Java Programming Tutorial 3 - Variables
Tutorial Name: Java Programming Tutorial 3 - Variables
Category: Programming Tutorials
Submitted By: Jimbo
Jimbo's Java Class - Tutorial 3: Variables
Previous Tutorial: Tutorials/id=23700/java-programmi...-pt-2.html
Hello and welcome to my next Java tutorial. I'm professor Jimbo, an IT student at the University of Central Florida experienced in programming especially Java. In this tutorial I will further discuss the basics of Java programming.
In the previous tutorial I went over what the two lines of code we wrote in tutorial 1 meant. As well as continuing to discuss the basics of Java programming which included comments, keywords, and more.
Since you know the basics of Java it's time to use that knowledge and learn variables. During this tutorial I will discuss what a variable is, what variables are used in Java programming, and then at the end of tutorial you will do a fun exercise.
What is a Variable?
A variable is defined as a value that can change depending on conditions or on information passed to the program.
Types of Variables
Starting out with "int" which stands for integer. Integer data types can hold whole numbers such as 5, 10, 20, 50, 100 as well as negative values. The range of the value is -2,147,483,684 to 2,147,483,647.
Here's a basic program using an integer data type:
To explain what this does is simple. First you declare the data type, which in this case is int. Then give it a name and set it equal to a number between the minimum and maximum. For this example, I chose 5. Lastly, I want it to be printed out to the console. So I wrote out a fancy System.out.println(); and placed the variable inside of it.
What's great is the remaining three integer data types all work similar. This being byte, short, and long. The only difference are the range they can hold. Here's a chart to help you memorize which data type holds how many numbers.
The next two data types are float and double. Both being floating point values they represent numbers with a fractional part. Here's another chart to help:
As for the last two variables we have char and boolean. Both very simple to understand. The variable "char" stands for character and is used when you want to use character constants. For example if you'd want to store the letter 'a' then you would use the char variable. But, char is set up differently than number data types. Here's an example:
As you can see there is a small difference between the two. When declaring char you must wrap the letter with ' '. For example, 'A'.
Finally, we have boolean. Boolean data types are used to store a value that can be either true or false.
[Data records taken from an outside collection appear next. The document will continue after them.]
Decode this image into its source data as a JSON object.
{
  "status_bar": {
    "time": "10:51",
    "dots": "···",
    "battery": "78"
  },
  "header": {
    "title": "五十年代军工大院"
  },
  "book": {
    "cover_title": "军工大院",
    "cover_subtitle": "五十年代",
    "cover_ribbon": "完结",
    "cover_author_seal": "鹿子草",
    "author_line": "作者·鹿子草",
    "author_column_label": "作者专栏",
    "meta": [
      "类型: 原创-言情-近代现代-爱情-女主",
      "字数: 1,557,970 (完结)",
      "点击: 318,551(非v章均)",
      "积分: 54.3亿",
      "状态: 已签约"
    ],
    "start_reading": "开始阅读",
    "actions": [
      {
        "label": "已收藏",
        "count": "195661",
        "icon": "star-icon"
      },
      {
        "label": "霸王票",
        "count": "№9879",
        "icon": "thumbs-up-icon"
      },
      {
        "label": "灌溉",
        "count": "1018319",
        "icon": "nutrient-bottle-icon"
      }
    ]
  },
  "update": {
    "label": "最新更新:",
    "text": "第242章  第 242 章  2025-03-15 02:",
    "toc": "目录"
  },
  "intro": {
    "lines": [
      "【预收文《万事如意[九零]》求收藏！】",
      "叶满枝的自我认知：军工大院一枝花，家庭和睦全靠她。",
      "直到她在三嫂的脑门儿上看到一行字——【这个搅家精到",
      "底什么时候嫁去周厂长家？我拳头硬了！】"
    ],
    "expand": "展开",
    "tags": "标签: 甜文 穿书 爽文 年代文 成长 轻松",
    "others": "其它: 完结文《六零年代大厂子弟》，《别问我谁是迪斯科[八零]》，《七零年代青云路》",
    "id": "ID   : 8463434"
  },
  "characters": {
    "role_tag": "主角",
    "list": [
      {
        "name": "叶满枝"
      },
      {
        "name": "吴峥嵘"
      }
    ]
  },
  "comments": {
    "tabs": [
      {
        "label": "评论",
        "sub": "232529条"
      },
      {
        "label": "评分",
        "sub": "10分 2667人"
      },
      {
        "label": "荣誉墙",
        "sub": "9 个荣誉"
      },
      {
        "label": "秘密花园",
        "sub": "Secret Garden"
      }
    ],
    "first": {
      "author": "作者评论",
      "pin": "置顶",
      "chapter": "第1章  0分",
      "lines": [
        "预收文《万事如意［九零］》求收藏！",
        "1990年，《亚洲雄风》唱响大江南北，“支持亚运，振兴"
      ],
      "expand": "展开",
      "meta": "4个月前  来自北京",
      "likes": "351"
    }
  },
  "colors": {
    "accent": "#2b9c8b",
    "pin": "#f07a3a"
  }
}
So now that you know what each variable is and what they do you'll make a fun program with it.
To show examples of most of them and how they print I declared 5 of them at the top then made them print to the console. Here is the output:
As you can see it added both numberOne and numberTwo as well as numberThree and numberFour. Then it printed out the rest of the variables.
But what is that code at the bottom? That you'll find out in the next tutorial of Jimbo's Java Class. The next tutorial you can expect to learn about if statements and their beauty.
Feel free to PM me here OR message me on the TTG discord.
- 01. Java Programming Tutorial 2... (203)
- 02. Java Programming Tutorial 1... (353)
- 03. A Simple HTML Document (177)
- 04. [HTML] HTML Basics (157)
- 05. C# Allow only 1 instance of... (1,138)
- 06. [VB.NET] How to make and sav... (960)
- 07. VB.NET] Open Site when Tool... (536)
- 08. [VB.NET] Opening external pr... (584)
- 09. [VB.NET] Message Box (619)
- 10. [ VB.NET ] How to use progre... (856)
- 11. [VB.NET] How to extend your... (817)
- 12. [VB.NET] How to make flashi... (1,491)
- 13. [VB.NET] How to use a progre... (997)
- 14. [VB.NET] How to Make a Spla... (1,288)
- 15. [VB.NET] How to Make a HTML... (849)